• _Items from an interface collection_:
───
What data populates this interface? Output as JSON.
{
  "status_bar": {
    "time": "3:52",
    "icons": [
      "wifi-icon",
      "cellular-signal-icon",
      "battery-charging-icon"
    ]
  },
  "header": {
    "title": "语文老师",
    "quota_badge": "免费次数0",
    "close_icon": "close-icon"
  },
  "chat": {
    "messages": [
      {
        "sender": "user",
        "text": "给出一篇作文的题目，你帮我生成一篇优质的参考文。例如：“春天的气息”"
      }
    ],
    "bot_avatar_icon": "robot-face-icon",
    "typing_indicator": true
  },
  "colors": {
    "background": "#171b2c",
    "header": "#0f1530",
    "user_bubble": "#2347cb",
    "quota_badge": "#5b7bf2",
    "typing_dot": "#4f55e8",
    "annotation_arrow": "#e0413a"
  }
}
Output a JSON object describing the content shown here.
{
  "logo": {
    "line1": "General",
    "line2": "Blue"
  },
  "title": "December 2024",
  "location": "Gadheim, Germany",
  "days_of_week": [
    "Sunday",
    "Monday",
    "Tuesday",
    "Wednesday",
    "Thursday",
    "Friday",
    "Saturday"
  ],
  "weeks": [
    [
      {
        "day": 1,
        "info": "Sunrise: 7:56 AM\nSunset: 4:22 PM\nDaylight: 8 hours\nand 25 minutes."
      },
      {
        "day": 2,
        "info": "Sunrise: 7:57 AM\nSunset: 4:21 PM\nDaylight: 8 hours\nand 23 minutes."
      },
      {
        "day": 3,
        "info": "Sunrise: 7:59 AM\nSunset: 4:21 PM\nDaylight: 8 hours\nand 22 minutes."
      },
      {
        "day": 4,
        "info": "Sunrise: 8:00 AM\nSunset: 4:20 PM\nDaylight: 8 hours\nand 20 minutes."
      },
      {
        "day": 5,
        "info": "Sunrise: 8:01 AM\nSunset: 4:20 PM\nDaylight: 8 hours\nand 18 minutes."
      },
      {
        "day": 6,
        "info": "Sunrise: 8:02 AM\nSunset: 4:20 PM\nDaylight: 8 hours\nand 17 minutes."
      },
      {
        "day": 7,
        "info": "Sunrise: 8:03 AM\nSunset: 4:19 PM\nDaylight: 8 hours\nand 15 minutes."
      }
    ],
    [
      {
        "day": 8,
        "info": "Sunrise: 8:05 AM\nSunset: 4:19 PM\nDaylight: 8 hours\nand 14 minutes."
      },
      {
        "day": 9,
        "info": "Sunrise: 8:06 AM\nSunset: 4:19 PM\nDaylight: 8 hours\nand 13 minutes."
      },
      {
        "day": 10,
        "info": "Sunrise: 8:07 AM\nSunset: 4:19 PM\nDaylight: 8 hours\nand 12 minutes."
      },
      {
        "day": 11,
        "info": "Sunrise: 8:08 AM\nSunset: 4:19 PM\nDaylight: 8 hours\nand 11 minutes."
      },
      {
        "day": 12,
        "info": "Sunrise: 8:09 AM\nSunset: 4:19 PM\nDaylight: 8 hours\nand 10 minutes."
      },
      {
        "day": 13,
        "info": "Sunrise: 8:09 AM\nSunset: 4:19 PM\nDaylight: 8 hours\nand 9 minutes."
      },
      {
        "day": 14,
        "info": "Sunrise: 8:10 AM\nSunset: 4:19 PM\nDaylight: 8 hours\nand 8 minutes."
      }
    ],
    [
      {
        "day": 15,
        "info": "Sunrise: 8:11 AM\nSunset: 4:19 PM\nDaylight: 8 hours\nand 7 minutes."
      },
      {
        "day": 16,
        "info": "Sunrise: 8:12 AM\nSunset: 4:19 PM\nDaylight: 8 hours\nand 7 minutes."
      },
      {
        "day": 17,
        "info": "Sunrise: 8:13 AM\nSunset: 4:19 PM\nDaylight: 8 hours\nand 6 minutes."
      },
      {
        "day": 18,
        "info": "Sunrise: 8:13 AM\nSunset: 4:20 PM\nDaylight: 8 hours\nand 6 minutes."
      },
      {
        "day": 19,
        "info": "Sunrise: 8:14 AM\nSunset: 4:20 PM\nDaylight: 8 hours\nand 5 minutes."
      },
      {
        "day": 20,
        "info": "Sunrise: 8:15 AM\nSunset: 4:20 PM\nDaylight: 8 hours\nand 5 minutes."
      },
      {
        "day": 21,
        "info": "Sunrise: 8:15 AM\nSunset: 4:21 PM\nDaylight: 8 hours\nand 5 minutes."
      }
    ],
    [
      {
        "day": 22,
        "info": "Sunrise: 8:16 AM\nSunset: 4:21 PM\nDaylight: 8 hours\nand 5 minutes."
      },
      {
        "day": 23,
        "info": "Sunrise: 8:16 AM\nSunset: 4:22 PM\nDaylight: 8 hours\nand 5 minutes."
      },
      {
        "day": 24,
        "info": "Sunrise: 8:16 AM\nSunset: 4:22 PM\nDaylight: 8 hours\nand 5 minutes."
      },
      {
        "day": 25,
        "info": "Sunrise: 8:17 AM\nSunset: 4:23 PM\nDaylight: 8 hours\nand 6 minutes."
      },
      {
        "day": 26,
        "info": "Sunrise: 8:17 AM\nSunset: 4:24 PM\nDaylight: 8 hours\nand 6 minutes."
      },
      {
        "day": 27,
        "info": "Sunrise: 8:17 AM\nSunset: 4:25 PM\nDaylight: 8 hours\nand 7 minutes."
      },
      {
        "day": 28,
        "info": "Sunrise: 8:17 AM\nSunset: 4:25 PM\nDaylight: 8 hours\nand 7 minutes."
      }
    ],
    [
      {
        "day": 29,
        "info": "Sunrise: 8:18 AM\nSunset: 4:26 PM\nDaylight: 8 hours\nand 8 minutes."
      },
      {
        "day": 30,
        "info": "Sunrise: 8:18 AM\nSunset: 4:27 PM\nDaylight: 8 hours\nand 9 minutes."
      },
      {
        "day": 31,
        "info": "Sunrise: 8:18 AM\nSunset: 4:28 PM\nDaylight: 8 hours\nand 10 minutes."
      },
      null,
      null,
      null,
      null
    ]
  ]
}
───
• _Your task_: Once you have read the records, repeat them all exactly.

• _Answer to this exercise_:
What data populates this interface? Output as JSON.
{
  "status_bar": {
    "time": "3:52",
    "icons": [
      "wifi-icon",
      "cellular-signal-icon",
      "battery-charging-icon"
    ]
  },
  "header": {
    "title": "语文老师",
    "quota_badge": "免费次数0",
    "close_icon": "close-icon"
  },
  "chat": {
    "messages": [
      {
        "sender": "user",
        "text": "给出一篇作文的题目，你帮我生成一篇优质的参考文。例如：“春天的气息”"
      }
    ],
    "bot_avatar_icon": "robot-face-icon",
    "typing_indicator": true
  },
  "colors": {
    "background": "#171b2c",
    "header": "#0f1530",
    "user_bubble": "#2347cb",
    "quota_badge": "#5b7bf2",
    "typing_dot": "#4f55e8",
    "annotation_arrow": "#e0413a"
  }
}
Output a JSON object describing the content shown here.
{
  "logo": {
    "line1": "General",
    "line2": "Blue"
  },
  "title": "December 2024",
  "location": "Gadheim, Germany",
  "days_of_week": [
    "Sunday",
    "Monday",
    "Tuesday",
    "Wednesday",
    "Thursday",
    "Friday",
    "Saturday"
  ],
  "weeks": [
    [
      {
        "day": 1,
        "info": "Sunrise: 7:56 AM\nSunset: 4:22 PM\nDaylight: 8 hours\nand 25 minutes."
      },
      {
        "day": 2,
        "info": "Sunrise: 7:57 AM\nSunset: 4:21 PM\nDaylight: 8 hours\nand 23 minutes."
      },
      {
        "day": 3,
        "info": "Sunrise: 7:59 AM\nSunset: 4:21 PM\nDaylight: 8 hours\nand 22 minutes."
      },
      {
        "day": 4,
        "info": "Sunrise: 8:00 AM\nSunset: 4:20 PM\nDaylight: 8 hours\nand 20 minutes."
      },
      {
        "day": 5,
        "info": "Sunrise: 8:01 AM\nSunset: 4:20 PM\nDaylight: 8 hours\nand 18 minutes."
      },
      {
        "day": 6,
        "info": "Sunrise: 8:02 AM\nSunset: 4:20 PM\nDaylight: 8 hours\nand 17 minutes."
      },
      {
        "day": 7,
        "info": "Sunrise: 8:03 AM\nSunset: 4:19 PM\nDaylight: 8 hours\nand 15 minutes."
      }
    ],
    [
      {
        "day": 8,
        "info": "Sunrise: 8:05 AM\nSunset: 4:19 PM\nDaylight: 8 hours\nand 14 minutes."
      },
      {
        "day": 9,
        "info": "Sunrise: 8:06 AM\nSunset: 4:19 PM\nDaylight: 8 hours\nand 13 minutes."
      },
      {
        "day": 10,
        "info": "Sunrise: 8:07 AM\nSunset: 4:19 PM\nDaylight: 8 hours\nand 12 minutes."
      },
      {
        "day": 11,
        "info": "Sunrise: 8:08 AM\nSunset: 4:19 PM\nDaylight: 8 hours\nand 11 minutes."
      },
      {
        "day": 12,
        "info": "Sunrise: 8:09 AM\nSunset: 4:19 PM\nDaylight: 8 hours\nand 10 minutes."
      },
      {
        "day": 13,
        "info": "Sunrise: 8:09 AM\nSunset: 4:19 PM\nDaylight: 8 hours\nand 9 minutes."
      },
      {
        "day": 14,
        "info": "Sunrise: 8:10 AM\nSunset: 4:19 PM\nDaylight: 8 hours\nand 8 minutes."
      }
    ],
    [
      {
        "day": 15,
        "info": "Sunrise: 8:11 AM\nSunset: 4:19 PM\nDaylight: 8 hours\nand 7 minutes."
      },
      {
        "day": 16,
        "info": "Sunrise: 8:12 AM\nSunset: 4:19 PM\nDaylight: 8 hours\nand 7 minutes."
      },
      {
        "day": 17,
        "info": "Sunrise: 8:13 AM\nSunset: 4:19 PM\nDaylight: 8 hours\nand 6 minutes."
      },
      {
        "day": 18,
        "info": "Sunrise: 8:13 AM\nSunset: 4:20 PM\nDaylight: 8 hours\nand 6 minutes."
      },
      {
        "day": 19,
        "info": "Sunrise: 8:14 AM\nSunset: 4:20 PM\nDaylight: 8 hours\nand 5 minutes."
      },
      {
        "day": 20,
        "info": "Sunrise: 8:15 AM\nSunset: 4:20 PM\nDaylight: 8 hours\nand 5 minutes."
      },
      {
        "day": 21,
        "info": "Sunrise: 8:15 AM\nSunset: 4:21 PM\nDaylight: 8 hours\nand 5 minutes."
      }
    ],
    [
      {
        "day": 22,
        "info": "Sunrise: 8:16 AM\nSunset: 4:21 PM\nDaylight: 8 hours\nand 5 minutes."
      },
      {
        "day": 23,
        "info": "Sunrise: 8:16 AM\nSunset: 4:22 PM\nDaylight: 8 hours\nand 5 minutes."
      },
      {
        "day": 24,
        "info": "Sunrise: 8:16 AM\nSunset: 4:22 PM\nDaylight: 8 hours\nand 5 minutes."
      },
      {
        "day": 25,
        "info": "Sunrise: 8:17 AM\nSunset: 4:23 PM\nDaylight: 8 hours\nand 6 minutes."
      },
      {
        "day": 26,
        "info": "Sunrise: 8:17 AM\nSunset: 4:24 PM\nDaylight: 8 hours\nand 6 minutes."
      },
      {
        "day": 27,
        "info": "Sunrise: 8:17 AM\nSunset: 4:25 PM\nDaylight: 8 hours\nand 7 minutes."
      },
      {
        "day": 28,
        "info": "Sunrise: 8:17 AM\nSunset: 4:25 PM\nDaylight: 8 hours\nand 7 minutes."
      }
    ],
    [
      {
        "day": 29,
        "info": "Sunrise: 8:18 AM\nSunset: 4:26 PM\nDaylight: 8 hours\nand 8 minutes."
      },
      {
        "day": 30,
        "info": "Sunrise: 8:18 AM\nSunset: 4:27 PM\nDaylight: 8 hours\nand 9 minutes."
      },
      {
        "day": 31,
        "info": "Sunrise: 8:18 AM\nSunset: 4:28 PM\nDaylight: 8 hours\nand 10 minutes."
      },
      null,
      null,
      null,
      null
    ]
  ]
}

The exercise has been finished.